● YOUR GOAL
In the copy of these records, include no pictures and change nothing else.

(Page and application data records)
——

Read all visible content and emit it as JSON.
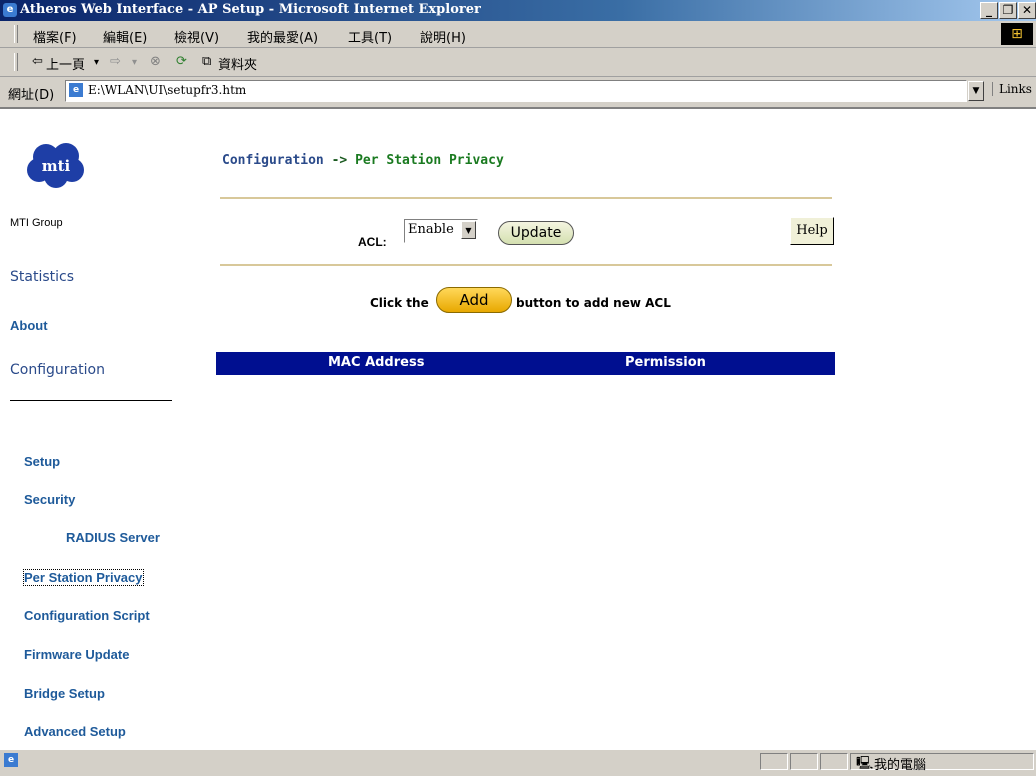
{
  "window": {
    "title": "Atheros Web Interface - AP Setup - Microsoft Internet Explorer",
    "controls": [
      "_",
      "Ɖ",
      "×"
    ]
  },
  "menu": [
    "檔案(F)",
    "編輯(E)",
    "檢視(V)",
    "我的最愛(A)",
    "工具(T)",
    "說明(H)"
  ],
  "toolbar": {
    "back_label": "上一頁",
    "folders_label": "資料夾"
  },
  "address": {
    "label": "網址(D)",
    "url": "E:\\WLAN\\UI\\setupfr3.htm",
    "links_label": "Links"
  },
  "sidebar": {
    "logo_caption": "MTI Group",
    "top_links": [
      "Statistics",
      "About",
      "Configuration"
    ],
    "links": [
      "Setup",
      "Security",
      "RADIUS Server",
      "Per Station Privacy",
      "Configuration Script",
      "Firmware Update",
      "Bridge Setup",
      "Advanced Setup"
    ]
  },
  "main": {
    "breadcrumb_section": "Configuration",
    "breadcrumb_arrow": "->",
    "breadcrumb_page": "Per Station Privacy",
    "acl_label": "ACL:",
    "acl_value": "Enable",
    "update_label": "Update",
    "help_label": "Help",
    "click_prefix": "Click the",
    "add_label": "Add",
    "click_suffix": "button to add new ACL",
    "table_headers": [
      "MAC Address",
      "Permission"
    ]
  },
  "statusbar": {
    "zone": "我的電腦"
  }
}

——

● OUTPUT OF THE EXERCISE
Read all visible content and emit it as JSON.
{
  "window": {
    "title": "Atheros Web Interface - AP Setup - Microsoft Internet Explorer",
    "controls": [
      "_",
      "Ɖ",
      "×"
    ]
  },
  "menu": [
    "檔案(F)",
    "編輯(E)",
    "檢視(V)",
    "我的最愛(A)",
    "工具(T)",
    "說明(H)"
  ],
  "toolbar": {
    "back_label": "上一頁",
    "folders_label": "資料夾"
  },
  "address": {
    "label": "網址(D)",
    "url": "E:\\WLAN\\UI\\setupfr3.htm",
    "links_label": "Links"
  },
  "sidebar": {
    "logo_caption": "MTI Group",
    "top_links": [
      "Statistics",
      "About",
      "Configuration"
    ],
    "links": [
      "Setup",
      "Security",
      "RADIUS Server",
      "Per Station Privacy",
      "Configuration Script",
      "Firmware Update",
      "Bridge Setup",
      "Advanced Setup"
    ]
  },
  "main": {
    "breadcrumb_section": "Configuration",
    "breadcrumb_arrow": "->",
    "breadcrumb_page": "Per Station Privacy",
    "acl_label": "ACL:",
    "acl_value": "Enable",
    "update_label": "Update",
    "help_label": "Help",
    "click_prefix": "Click the",
    "add_label": "Add",
    "click_suffix": "button to add new ACL",
    "table_headers": [
      "MAC Address",
      "Permission"
    ]
  },
  "statusbar": {
    "zone": "我的電腦"
  }
}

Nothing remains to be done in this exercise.